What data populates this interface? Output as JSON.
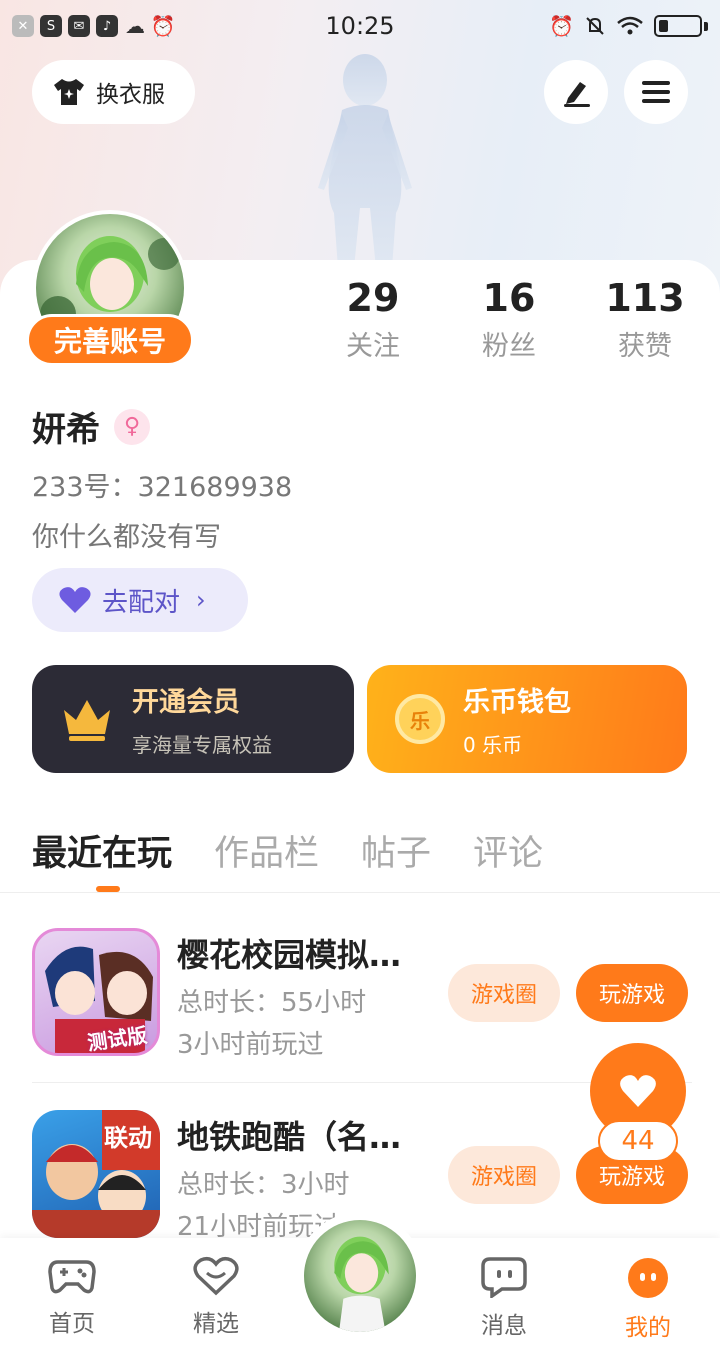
{
  "status_bar": {
    "time": "10:25",
    "left_icons": [
      "x-icon",
      "s-icon",
      "mail-icon",
      "music-icon",
      "cloud-icon",
      "alarm-icon"
    ],
    "right_icons": [
      "alarm-icon",
      "mute-icon",
      "wifi-icon",
      "battery-icon"
    ]
  },
  "header": {
    "dress_up_label": "换衣服"
  },
  "profile": {
    "complete_badge": "完善账号",
    "name": "妍希",
    "gender_symbol": "♀",
    "uid_label": "233号：",
    "uid_value": "321689938",
    "bio": "你什么都没有写",
    "match_label": "去配对"
  },
  "stats": [
    {
      "value": "29",
      "label": "关注"
    },
    {
      "value": "16",
      "label": "粉丝"
    },
    {
      "value": "113",
      "label": "获赞"
    }
  ],
  "promos": {
    "vip": {
      "title": "开通会员",
      "subtitle": "享海量专属权益"
    },
    "wallet": {
      "title": "乐币钱包",
      "subtitle": "0 乐币",
      "coin_symbol": "乐"
    }
  },
  "tabs": [
    "最近在玩",
    "作品栏",
    "帖子",
    "评论"
  ],
  "games": [
    {
      "name": "樱花校园模拟…",
      "duration": "总时长：55小时",
      "last_played": "3小时前玩过",
      "badge": "测试版",
      "circle_label": "游戏圈",
      "play_label": "玩游戏"
    },
    {
      "name": "地铁跑酷（名…",
      "duration": "总时长：3小时",
      "last_played": "21小时前玩过",
      "badge": "联动",
      "circle_label": "游戏圈",
      "play_label": "玩游戏"
    }
  ],
  "float_like": {
    "count": "44"
  },
  "bottom_nav": [
    {
      "label": "首页"
    },
    {
      "label": "精选"
    },
    {
      "label": "消息"
    },
    {
      "label": "我的"
    }
  ],
  "colors": {
    "accent": "#ff7a1a",
    "vip_bg": "#2c2b36",
    "match_text": "#5d55c8"
  }
}
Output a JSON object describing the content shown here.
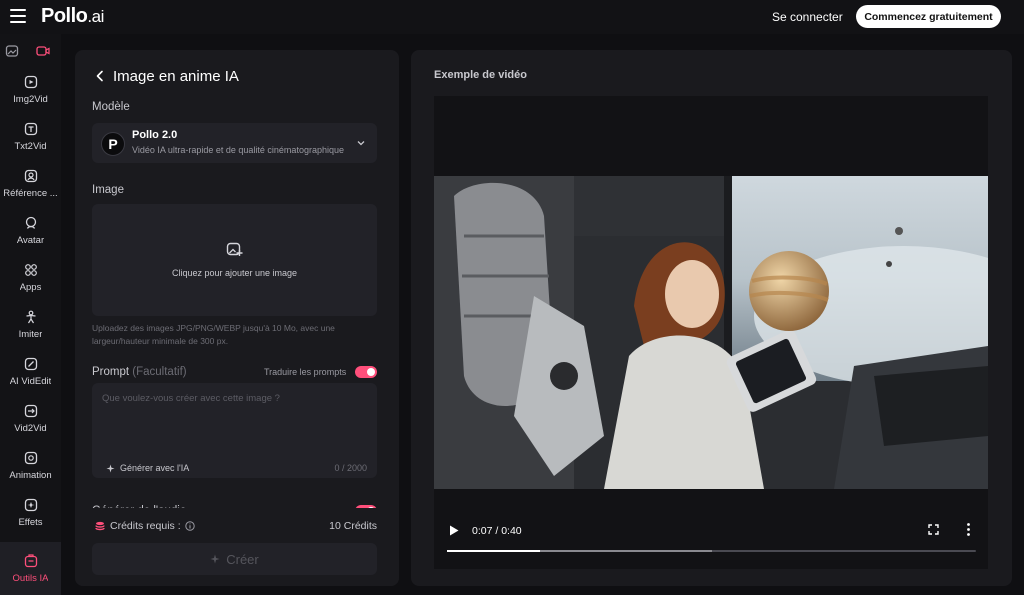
{
  "header": {
    "logo_main": "Pollo",
    "logo_suffix": ".ai",
    "signin_label": "Se connecter",
    "cta_label": "Commencez gratuitement"
  },
  "rail": {
    "items": [
      {
        "label": "Img2Vid",
        "icon": "image-to-video-icon"
      },
      {
        "label": "Txt2Vid",
        "icon": "text-to-video-icon"
      },
      {
        "label": "Référence ...",
        "icon": "reference-icon"
      },
      {
        "label": "Avatar",
        "icon": "avatar-icon"
      },
      {
        "label": "Apps",
        "icon": "apps-icon"
      },
      {
        "label": "Imiter",
        "icon": "imitate-icon"
      },
      {
        "label": "AI VidEdit",
        "icon": "video-edit-icon"
      },
      {
        "label": "Vid2Vid",
        "icon": "video-to-video-icon"
      },
      {
        "label": "Animation",
        "icon": "animation-icon"
      },
      {
        "label": "Effets",
        "icon": "effects-icon"
      },
      {
        "label": "Outils IA",
        "icon": "ai-tools-icon"
      }
    ],
    "active_index": 10,
    "accent": "#ff4f7b"
  },
  "panel": {
    "title": "Image en anime IA",
    "model_label": "Modèle",
    "model_name": "Pollo 2.0",
    "model_desc": "Vidéo IA ultra-rapide et de qualité cinématographique",
    "image_label": "Image",
    "upload_text": "Cliquez pour ajouter une image",
    "hint": "Uploadez des images JPG/PNG/WEBP jusqu'à 10 Mo, avec une largeur/hauteur minimale de 300 px.",
    "prompt_label": "Prompt",
    "prompt_optional": "(Facultatif)",
    "translate_label": "Traduire les prompts",
    "prompt_placeholder": "Que voulez-vous créer avec cette image ?",
    "generate_label": "Générer avec l'IA",
    "char_count": "0 / 2000",
    "audio_label": "Générer de l'audio",
    "credits_label": "Crédits requis :",
    "credits_value": "10 Crédits",
    "create_label": "Créer"
  },
  "preview": {
    "title": "Exemple de vidéo",
    "time": "0:07 / 0:40",
    "played_fraction": 0.175,
    "buffered_fraction": 0.5
  }
}
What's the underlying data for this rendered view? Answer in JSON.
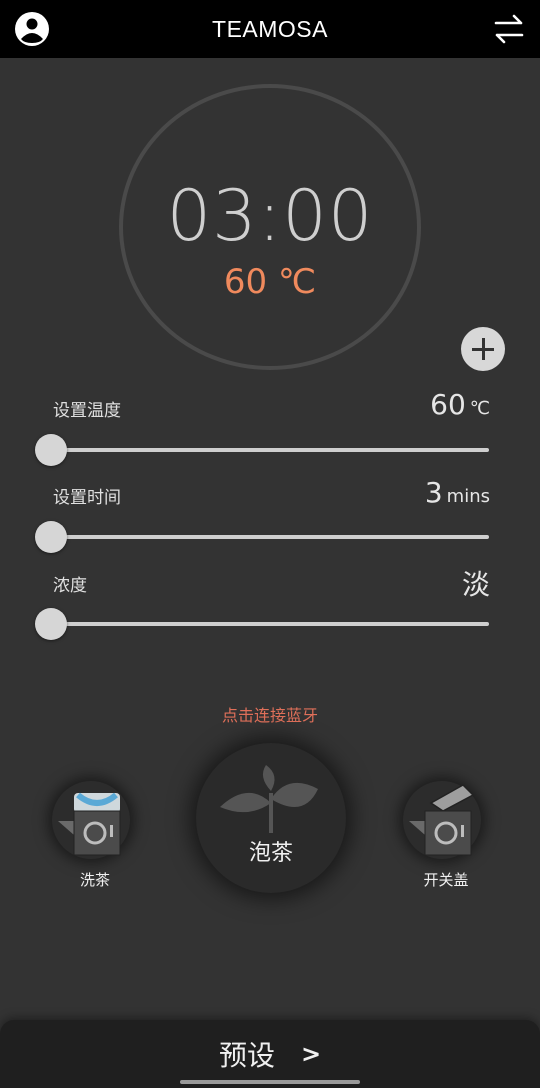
{
  "header": {
    "title": "TEAMOSA",
    "left_icon": "user-icon",
    "right_icon": "swap-icon"
  },
  "dial": {
    "time": "03:00",
    "temperature": "60 ℃",
    "temperature_color": "#f08a5d"
  },
  "settings": [
    {
      "label": "设置温度",
      "value": "60",
      "unit": "℃",
      "slider_fraction": 0.0
    },
    {
      "label": "设置时间",
      "value": "3",
      "unit": "mins",
      "slider_fraction": 0.0
    },
    {
      "label": "浓度",
      "value": "淡",
      "unit": "",
      "slider_fraction": 0.0
    }
  ],
  "bluetooth": {
    "link_text": "点击连接蓝牙",
    "color": "#e0705a"
  },
  "actions": {
    "wash": {
      "label": "洗茶",
      "icon": "teapot-wash-icon"
    },
    "brew": {
      "label": "泡茶",
      "icon": "tea-leaf-icon"
    },
    "lid": {
      "label": "开关盖",
      "icon": "teapot-lid-icon"
    }
  },
  "bottom_bar": {
    "label": "预设",
    "chevron": ">"
  }
}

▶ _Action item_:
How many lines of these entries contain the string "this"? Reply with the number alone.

▶ _Task result_:
2